> [Task statement]:
Every line of the data below should be printed exactly.
(Records for the exercise Opens)
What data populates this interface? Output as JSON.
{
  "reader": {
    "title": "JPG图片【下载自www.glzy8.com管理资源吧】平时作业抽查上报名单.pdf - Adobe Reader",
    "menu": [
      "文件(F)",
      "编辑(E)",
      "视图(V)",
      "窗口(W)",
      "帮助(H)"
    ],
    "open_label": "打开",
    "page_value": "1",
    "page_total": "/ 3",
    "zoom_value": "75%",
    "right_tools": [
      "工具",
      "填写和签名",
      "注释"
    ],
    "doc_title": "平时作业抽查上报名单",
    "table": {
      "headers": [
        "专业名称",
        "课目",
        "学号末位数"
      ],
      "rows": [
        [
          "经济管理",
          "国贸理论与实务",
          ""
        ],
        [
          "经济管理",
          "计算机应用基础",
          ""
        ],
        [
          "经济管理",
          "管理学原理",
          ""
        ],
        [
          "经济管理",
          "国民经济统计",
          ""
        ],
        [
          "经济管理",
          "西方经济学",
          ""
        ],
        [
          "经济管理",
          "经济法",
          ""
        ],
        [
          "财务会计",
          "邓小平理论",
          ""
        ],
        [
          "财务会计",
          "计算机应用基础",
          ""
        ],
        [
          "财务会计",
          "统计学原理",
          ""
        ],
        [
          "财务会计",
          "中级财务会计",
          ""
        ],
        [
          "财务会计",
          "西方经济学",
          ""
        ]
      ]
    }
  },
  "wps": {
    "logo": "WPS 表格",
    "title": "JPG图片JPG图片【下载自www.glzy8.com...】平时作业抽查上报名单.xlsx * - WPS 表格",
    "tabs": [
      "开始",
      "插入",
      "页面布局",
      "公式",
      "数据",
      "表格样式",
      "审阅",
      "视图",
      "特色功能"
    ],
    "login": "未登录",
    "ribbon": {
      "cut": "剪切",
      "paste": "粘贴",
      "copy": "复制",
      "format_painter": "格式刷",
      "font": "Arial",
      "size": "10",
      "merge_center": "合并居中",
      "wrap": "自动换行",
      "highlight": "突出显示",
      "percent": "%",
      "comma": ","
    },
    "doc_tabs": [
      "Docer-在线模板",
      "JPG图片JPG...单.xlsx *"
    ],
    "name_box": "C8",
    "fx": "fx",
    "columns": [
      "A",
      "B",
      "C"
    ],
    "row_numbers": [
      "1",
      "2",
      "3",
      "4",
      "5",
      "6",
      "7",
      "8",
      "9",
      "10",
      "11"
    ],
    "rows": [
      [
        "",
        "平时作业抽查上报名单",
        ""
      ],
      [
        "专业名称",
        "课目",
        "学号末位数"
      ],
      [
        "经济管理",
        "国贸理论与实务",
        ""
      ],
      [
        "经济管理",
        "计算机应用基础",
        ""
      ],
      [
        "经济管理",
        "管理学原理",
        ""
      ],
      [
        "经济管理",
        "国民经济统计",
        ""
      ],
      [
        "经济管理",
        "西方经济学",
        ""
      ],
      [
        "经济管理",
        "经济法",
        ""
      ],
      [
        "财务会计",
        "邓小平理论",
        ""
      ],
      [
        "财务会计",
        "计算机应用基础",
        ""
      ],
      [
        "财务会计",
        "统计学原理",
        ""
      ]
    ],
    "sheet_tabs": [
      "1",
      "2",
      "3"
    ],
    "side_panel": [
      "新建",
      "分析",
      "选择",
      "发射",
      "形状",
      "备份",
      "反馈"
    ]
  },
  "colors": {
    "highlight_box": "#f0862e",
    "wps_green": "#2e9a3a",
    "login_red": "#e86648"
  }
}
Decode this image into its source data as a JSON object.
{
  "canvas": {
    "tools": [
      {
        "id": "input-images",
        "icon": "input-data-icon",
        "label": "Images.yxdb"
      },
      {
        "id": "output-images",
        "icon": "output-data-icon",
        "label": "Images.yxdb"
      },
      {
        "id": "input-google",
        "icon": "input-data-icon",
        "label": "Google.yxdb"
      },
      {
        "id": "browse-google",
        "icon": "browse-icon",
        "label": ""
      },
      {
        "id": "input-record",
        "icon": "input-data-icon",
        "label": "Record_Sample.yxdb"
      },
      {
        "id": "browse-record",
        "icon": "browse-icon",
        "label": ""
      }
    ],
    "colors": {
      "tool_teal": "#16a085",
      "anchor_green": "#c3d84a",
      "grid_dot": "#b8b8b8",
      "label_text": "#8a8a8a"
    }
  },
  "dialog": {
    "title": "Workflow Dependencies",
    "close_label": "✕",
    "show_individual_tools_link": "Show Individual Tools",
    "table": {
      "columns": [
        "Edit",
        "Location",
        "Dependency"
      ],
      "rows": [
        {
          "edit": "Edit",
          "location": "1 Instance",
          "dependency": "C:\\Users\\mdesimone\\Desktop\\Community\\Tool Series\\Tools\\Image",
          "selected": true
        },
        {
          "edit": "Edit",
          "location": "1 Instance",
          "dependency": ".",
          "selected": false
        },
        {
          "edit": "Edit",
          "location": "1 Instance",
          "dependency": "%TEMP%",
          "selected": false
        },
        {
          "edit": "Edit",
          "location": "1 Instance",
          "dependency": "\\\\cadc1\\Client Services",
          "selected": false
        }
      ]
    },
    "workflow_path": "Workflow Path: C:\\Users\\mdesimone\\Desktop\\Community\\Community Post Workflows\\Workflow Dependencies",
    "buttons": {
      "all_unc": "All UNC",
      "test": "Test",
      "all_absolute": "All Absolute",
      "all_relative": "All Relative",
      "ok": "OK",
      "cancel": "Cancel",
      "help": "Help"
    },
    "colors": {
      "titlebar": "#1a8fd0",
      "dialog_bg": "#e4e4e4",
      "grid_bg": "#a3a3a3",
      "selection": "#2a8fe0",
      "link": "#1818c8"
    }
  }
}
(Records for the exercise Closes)
> [Result]:
What data populates this interface? Output as JSON.
{
  "reader": {
    "title": "JPG图片【下载自www.glzy8.com管理资源吧】平时作业抽查上报名单.pdf - Adobe Reader",
    "menu": [
      "文件(F)",
      "编辑(E)",
      "视图(V)",
      "窗口(W)",
      "帮助(H)"
    ],
    "open_label": "打开",
    "page_value": "1",
    "page_total": "/ 3",
    "zoom_value": "75%",
    "right_tools": [
      "工具",
      "填写和签名",
      "注释"
    ],
    "doc_title": "平时作业抽查上报名单",
    "table": {
      "headers": [
        "专业名称",
        "课目",
        "学号末位数"
      ],
      "rows": [
        [
          "经济管理",
          "国贸理论与实务",
          ""
        ],
        [
          "经济管理",
          "计算机应用基础",
          ""
        ],
        [
          "经济管理",
          "管理学原理",
          ""
        ],
        [
          "经济管理",
          "国民经济统计",
          ""
        ],
        [
          "经济管理",
          "西方经济学",
          ""
        ],
        [
          "经济管理",
          "经济法",
          ""
        ],
        [
          "财务会计",
          "邓小平理论",
          ""
        ],
        [
          "财务会计",
          "计算机应用基础",
          ""
        ],
        [
          "财务会计",
          "统计学原理",
          ""
        ],
        [
          "财务会计",
          "中级财务会计",
          ""
        ],
        [
          "财务会计",
          "西方经济学",
          ""
        ]
      ]
    }
  },
  "wps": {
    "logo": "WPS 表格",
    "title": "JPG图片JPG图片【下载自www.glzy8.com...】平时作业抽查上报名单.xlsx * - WPS 表格",
    "tabs": [
      "开始",
      "插入",
      "页面布局",
      "公式",
      "数据",
      "表格样式",
      "审阅",
      "视图",
      "特色功能"
    ],
    "login": "未登录",
    "ribbon": {
      "cut": "剪切",
      "paste": "粘贴",
      "copy": "复制",
      "format_painter": "格式刷",
      "font": "Arial",
      "size": "10",
      "merge_center": "合并居中",
      "wrap": "自动换行",
      "highlight": "突出显示",
      "percent": "%",
      "comma": ","
    },
    "doc_tabs": [
      "Docer-在线模板",
      "JPG图片JPG...单.xlsx *"
    ],
    "name_box": "C8",
    "fx": "fx",
    "columns": [
      "A",
      "B",
      "C"
    ],
    "row_numbers": [
      "1",
      "2",
      "3",
      "4",
      "5",
      "6",
      "7",
      "8",
      "9",
      "10",
      "11"
    ],
    "rows": [
      [
        "",
        "平时作业抽查上报名单",
        ""
      ],
      [
        "专业名称",
        "课目",
        "学号末位数"
      ],
      [
        "经济管理",
        "国贸理论与实务",
        ""
      ],
      [
        "经济管理",
        "计算机应用基础",
        ""
      ],
      [
        "经济管理",
        "管理学原理",
        ""
      ],
      [
        "经济管理",
        "国民经济统计",
        ""
      ],
      [
        "经济管理",
        "西方经济学",
        ""
      ],
      [
        "经济管理",
        "经济法",
        ""
      ],
      [
        "财务会计",
        "邓小平理论",
        ""
      ],
      [
        "财务会计",
        "计算机应用基础",
        ""
      ],
      [
        "财务会计",
        "统计学原理",
        ""
      ]
    ],
    "sheet_tabs": [
      "1",
      "2",
      "3"
    ],
    "side_panel": [
      "新建",
      "分析",
      "选择",
      "发射",
      "形状",
      "备份",
      "反馈"
    ]
  },
  "colors": {
    "highlight_box": "#f0862e",
    "wps_green": "#2e9a3a",
    "login_red": "#e86648"
  }
}
Decode this image into its source data as a JSON object.
{
  "canvas": {
    "tools": [
      {
        "id": "input-images",
        "icon": "input-data-icon",
        "label": "Images.yxdb"
      },
      {
        "id": "output-images",
        "icon": "output-data-icon",
        "label": "Images.yxdb"
      },
      {
        "id": "input-google",
        "icon": "input-data-icon",
        "label": "Google.yxdb"
      },
      {
        "id": "browse-google",
        "icon": "browse-icon",
        "label": ""
      },
      {
        "id": "input-record",
        "icon": "input-data-icon",
        "label": "Record_Sample.yxdb"
      },
      {
        "id": "browse-record",
        "icon": "browse-icon",
        "label": ""
      }
    ],
    "colors": {
      "tool_teal": "#16a085",
      "anchor_green": "#c3d84a",
      "grid_dot": "#b8b8b8",
      "label_text": "#8a8a8a"
    }
  },
  "dialog": {
    "title": "Workflow Dependencies",
    "close_label": "✕",
    "show_individual_tools_link": "Show Individual Tools",
    "table": {
      "columns": [
        "Edit",
        "Location",
        "Dependency"
      ],
      "rows": [
        {
          "edit": "Edit",
          "location": "1 Instance",
          "dependency": "C:\\Users\\mdesimone\\Desktop\\Community\\Tool Series\\Tools\\Image",
          "selected": true
        },
        {
          "edit": "Edit",
          "location": "1 Instance",
          "dependency": ".",
          "selected": false
        },
        {
          "edit": "Edit",
          "location": "1 Instance",
          "dependency": "%TEMP%",
          "selected": false
        },
        {
          "edit": "Edit",
          "location": "1 Instance",
          "dependency": "\\\\cadc1\\Client Services",
          "selected": false
        }
      ]
    },
    "workflow_path": "Workflow Path: C:\\Users\\mdesimone\\Desktop\\Community\\Community Post Workflows\\Workflow Dependencies",
    "buttons": {
      "all_unc": "All UNC",
      "test": "Test",
      "all_absolute": "All Absolute",
      "all_relative": "All Relative",
      "ok": "OK",
      "cancel": "Cancel",
      "help": "Help"
    },
    "colors": {
      "titlebar": "#1a8fd0",
      "dialog_bg": "#e4e4e4",
      "grid_bg": "#a3a3a3",
      "selection": "#2a8fe0",
      "link": "#1818c8"
    }
  }
}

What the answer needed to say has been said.